Saturday’s ad is for Heineken, from 2006. I’m not sure I quite understand it. Heineken is “guaranteed to whisk you away to hotter climes.” So how does that make it the “devil’s secret,” have anything to do with fire or make the tagline “get spoiled” make any sense. But it is very colorful, with brights golds and reds. And why would you want to associate the color of beer with fire at at any rate?
Tuesday’s ad is for Heineken, from 1928, when the Summer Olympics were held in Amsterdam, Netherlands. This Heineken ad both celebrated the games and declaring it the beer of the Olympiad with a cool illustration of the Olympic stadium.
Sunday’s ad is for Heineken, from I’m not sure when. It looks like it may be older, but it could just as easily be a newer at playing on the nostalgia when most breweries delivered by horse and wagon. I like the bright colors of the ad and even though they’re not Clydesdales, they’re still some fine-looking horses.
Wednesday’s ad is for Heineken’s Bierbrouwerij Maatschappij, which was established in 1873. A few years before, 1864, Gerard Adriaan Heineken bought the Haystack Brewery, later changing its name to HBM, which essentially means Heineken’s brewery or beer company. I suspect this ad is from the late 1800s, as it resembles ones from that time period.
Saturday’s ad is for Heineken, from maybe the 1950s or 60s. The tagline, “Het Meest Getapt,” according to Google Translate means “mostly tapped,” whatever that means. I imagine it’s an idiom that means something more understandable for this bar scene where the dudes are wearing suits and the women are laughing and looking nervous.
Tuesday’s ad is for Heineken, from maybe the late 1940s or 1950s. It’s somewhat surreal, showing a man in a suit holding up a table. On the table is a big bottle of Heineken, a full glass of beer and a plate of snacks. Not sure what they’re trying to say. Is it their idea of drinking oneself under the table? Only to become the table? I’m flummoxed.

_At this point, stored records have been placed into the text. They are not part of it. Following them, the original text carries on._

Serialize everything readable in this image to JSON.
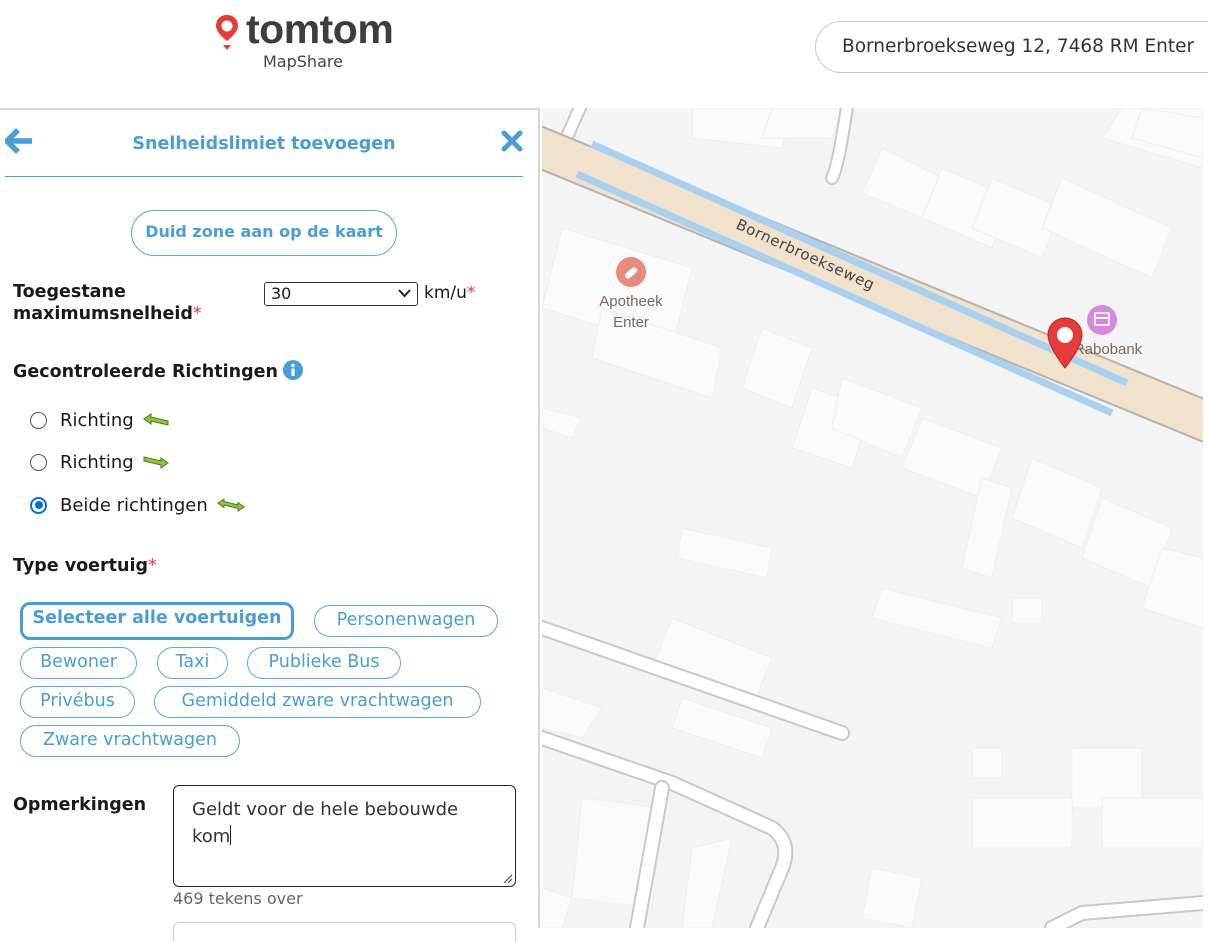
{
  "header": {
    "logo_text": "tomtom",
    "logo_subtitle": "MapShare",
    "search_value": "Bornerbroekseweg 12, 7468 RM Enter"
  },
  "panel": {
    "title": "Snelheidslimiet toevoegen",
    "zone_button": "Duid zone aan op de kaart",
    "speed_label": "Toegestane maximumsnelheid",
    "speed_value": "30",
    "speed_unit": "km/u",
    "required_mark": "*",
    "directions_label": "Gecontroleerde Richtingen",
    "directions": [
      {
        "label": "Richting",
        "selected": false,
        "arrow": "arrow-left-icon"
      },
      {
        "label": "Richting",
        "selected": false,
        "arrow": "arrow-right-icon"
      },
      {
        "label": "Beide richtingen",
        "selected": true,
        "arrow": "arrow-both-icon"
      }
    ],
    "vehicle_label": "Type voertuig",
    "vehicles": [
      "Selecteer alle voertuigen",
      "Personenwagen",
      "Bewoner",
      "Taxi",
      "Publieke Bus",
      "Privébus",
      "Gemiddeld zware vrachtwagen",
      "Zware vrachtwagen"
    ],
    "remarks_label": "Opmerkingen",
    "remarks_value": "Geldt voor de hele bebouwde kom",
    "chars_left": "469 tekens over"
  },
  "map": {
    "street_label": "Bornerbroekseweg",
    "poi_pharmacy": "Apotheek Enter",
    "poi_bank": "Rabobank"
  },
  "colors": {
    "accent": "#4a9ed6",
    "required": "#e53b3b",
    "pin": "#e53b3b",
    "road_fill": "#f0e2cc",
    "road_edge": "#a8d0f0",
    "direction_arrow": "#8cc63f"
  }
}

Sunday’s ad is for Heineken, from the 1950s or possibly very early 1960s. There Is Happiness In … features a very odd assortment of musicians either stuck inside Heineken bottles or perhaps just wearing them as costumes. You don’t often see a quartet consisting of trumpet, saxophone, tuba and drums, but maybe there are more of them outside the frame. Not sure about the Heineken part, but they certainly look festive and happy.